§ **TASK DETAILS**
Each entry below should be output exactly, apart from its images.

§ **EXERCISE INPUT**

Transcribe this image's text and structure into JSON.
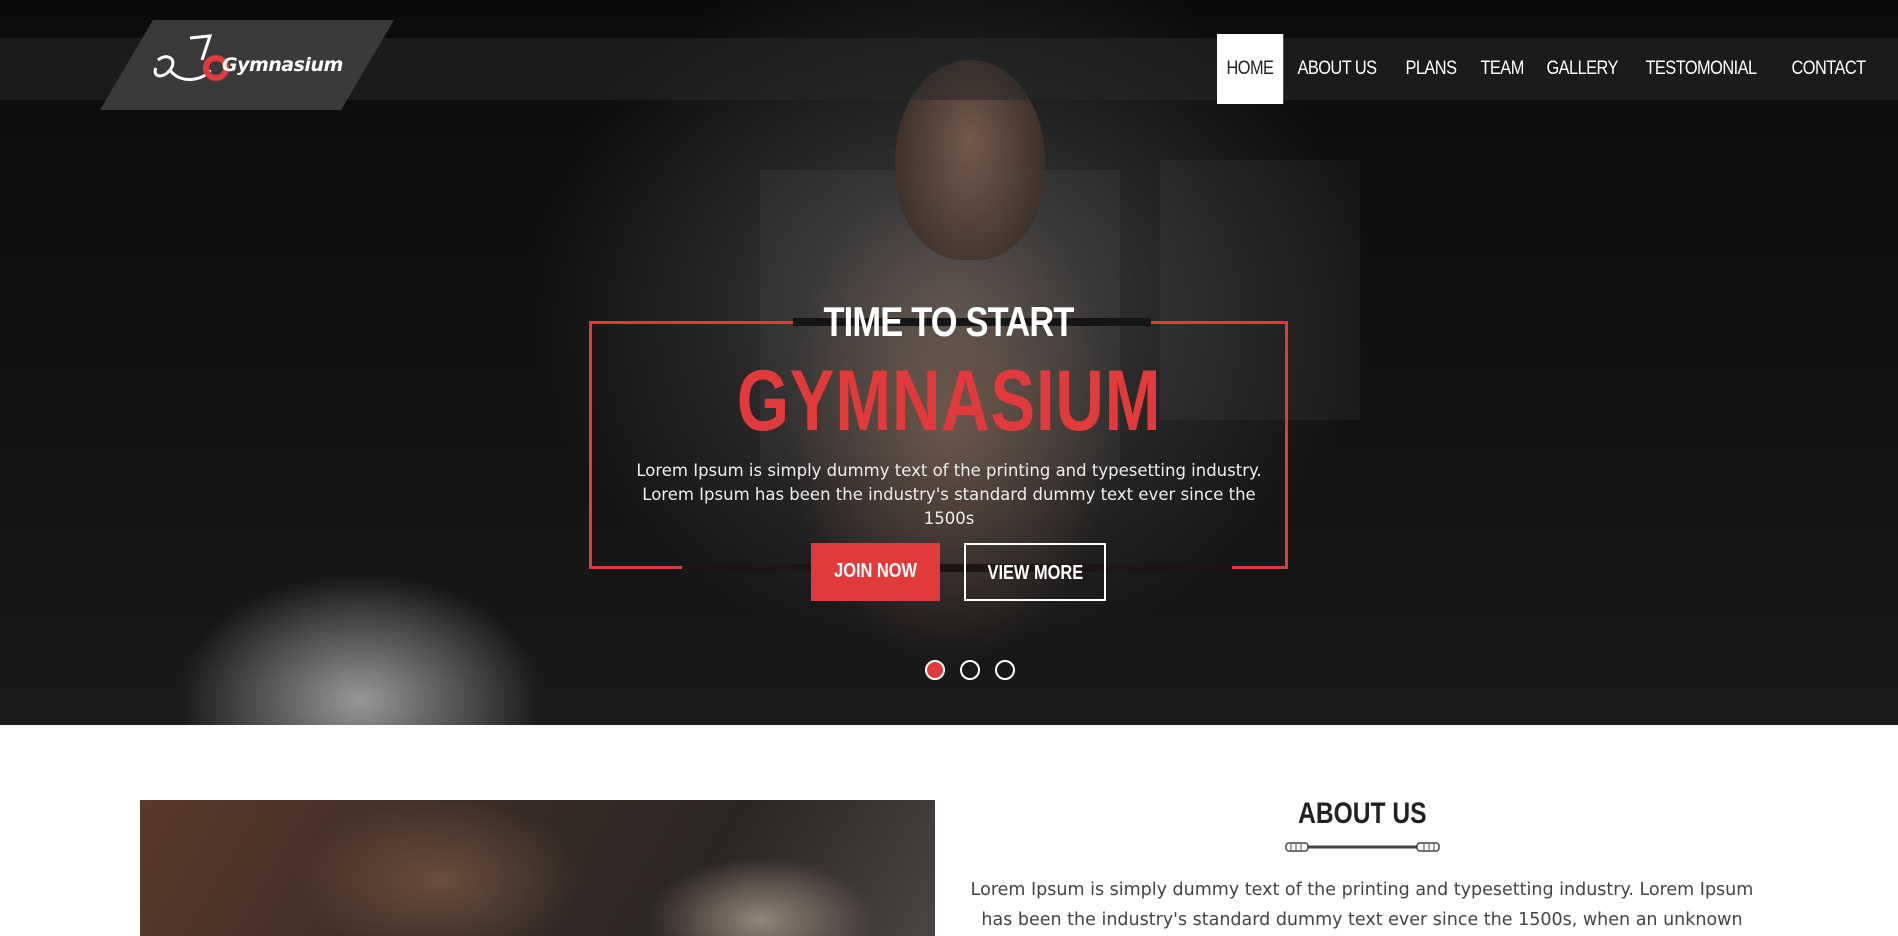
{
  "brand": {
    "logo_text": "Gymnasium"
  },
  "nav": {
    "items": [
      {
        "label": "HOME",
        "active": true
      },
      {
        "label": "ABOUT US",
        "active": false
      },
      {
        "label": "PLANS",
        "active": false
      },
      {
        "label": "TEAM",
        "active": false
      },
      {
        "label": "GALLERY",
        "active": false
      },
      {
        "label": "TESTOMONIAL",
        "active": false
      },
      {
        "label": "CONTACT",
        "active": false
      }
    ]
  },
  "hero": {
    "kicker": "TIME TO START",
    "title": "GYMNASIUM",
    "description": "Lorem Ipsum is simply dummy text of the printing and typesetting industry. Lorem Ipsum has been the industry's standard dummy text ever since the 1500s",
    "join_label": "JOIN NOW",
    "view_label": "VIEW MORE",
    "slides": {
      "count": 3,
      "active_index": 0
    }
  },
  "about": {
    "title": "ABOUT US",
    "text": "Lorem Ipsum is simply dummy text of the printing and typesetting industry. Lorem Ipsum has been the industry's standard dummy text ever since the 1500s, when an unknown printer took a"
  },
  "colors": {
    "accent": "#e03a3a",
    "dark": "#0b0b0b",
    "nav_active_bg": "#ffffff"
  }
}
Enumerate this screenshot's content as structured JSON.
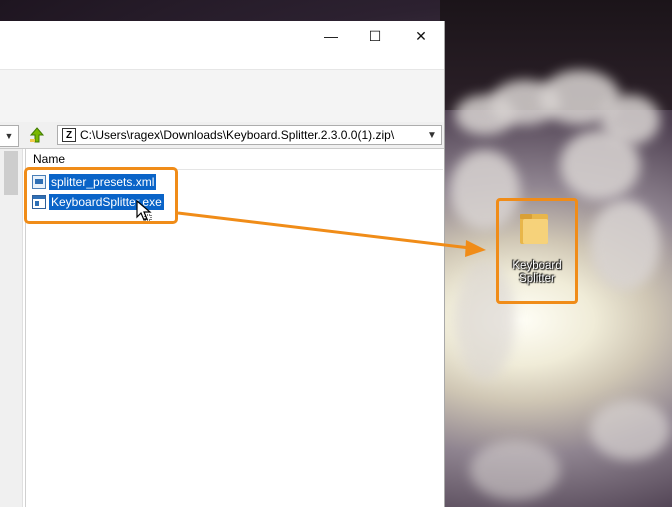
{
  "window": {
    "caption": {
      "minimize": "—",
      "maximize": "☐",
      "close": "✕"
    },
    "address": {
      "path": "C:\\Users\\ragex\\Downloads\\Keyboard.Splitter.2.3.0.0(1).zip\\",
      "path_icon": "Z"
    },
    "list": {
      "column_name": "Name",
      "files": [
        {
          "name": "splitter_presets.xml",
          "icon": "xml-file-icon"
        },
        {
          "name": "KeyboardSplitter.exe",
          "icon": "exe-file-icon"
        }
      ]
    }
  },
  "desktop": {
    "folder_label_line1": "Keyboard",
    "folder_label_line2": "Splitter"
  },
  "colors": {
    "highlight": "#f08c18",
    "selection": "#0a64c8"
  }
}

§ **WRITTEN SOLUTION**
Transcribe this image's text and structure into JSON.
{
  "brand": {
    "logo_text": "Gymnasium"
  },
  "nav": {
    "items": [
      {
        "label": "HOME",
        "active": true
      },
      {
        "label": "ABOUT US",
        "active": false
      },
      {
        "label": "PLANS",
        "active": false
      },
      {
        "label": "TEAM",
        "active": false
      },
      {
        "label": "GALLERY",
        "active": false
      },
      {
        "label": "TESTOMONIAL",
        "active": false
      },
      {
        "label": "CONTACT",
        "active": false
      }
    ]
  },
  "hero": {
    "kicker": "TIME TO START",
    "title": "GYMNASIUM",
    "description": "Lorem Ipsum is simply dummy text of the printing and typesetting industry. Lorem Ipsum has been the industry's standard dummy text ever since the 1500s",
    "join_label": "JOIN NOW",
    "view_label": "VIEW MORE",
    "slides": {
      "count": 3,
      "active_index": 0
    }
  },
  "about": {
    "title": "ABOUT US",
    "text": "Lorem Ipsum is simply dummy text of the printing and typesetting industry. Lorem Ipsum has been the industry's standard dummy text ever since the 1500s, when an unknown printer took a"
  },
  "colors": {
    "accent": "#e03a3a",
    "dark": "#0b0b0b",
    "nav_active_bg": "#ffffff"
  }
}
Enumerate this screenshot's content as structured JSON.
{
  "window": {
    "caption": {
      "minimize": "—",
      "maximize": "☐",
      "close": "✕"
    },
    "address": {
      "path": "C:\\Users\\ragex\\Downloads\\Keyboard.Splitter.2.3.0.0(1).zip\\",
      "path_icon": "Z"
    },
    "list": {
      "column_name": "Name",
      "files": [
        {
          "name": "splitter_presets.xml",
          "icon": "xml-file-icon"
        },
        {
          "name": "KeyboardSplitter.exe",
          "icon": "exe-file-icon"
        }
      ]
    }
  },
  "desktop": {
    "folder_label_line1": "Keyboard",
    "folder_label_line2": "Splitter"
  },
  "colors": {
    "highlight": "#f08c18",
    "selection": "#0a64c8"
  }
}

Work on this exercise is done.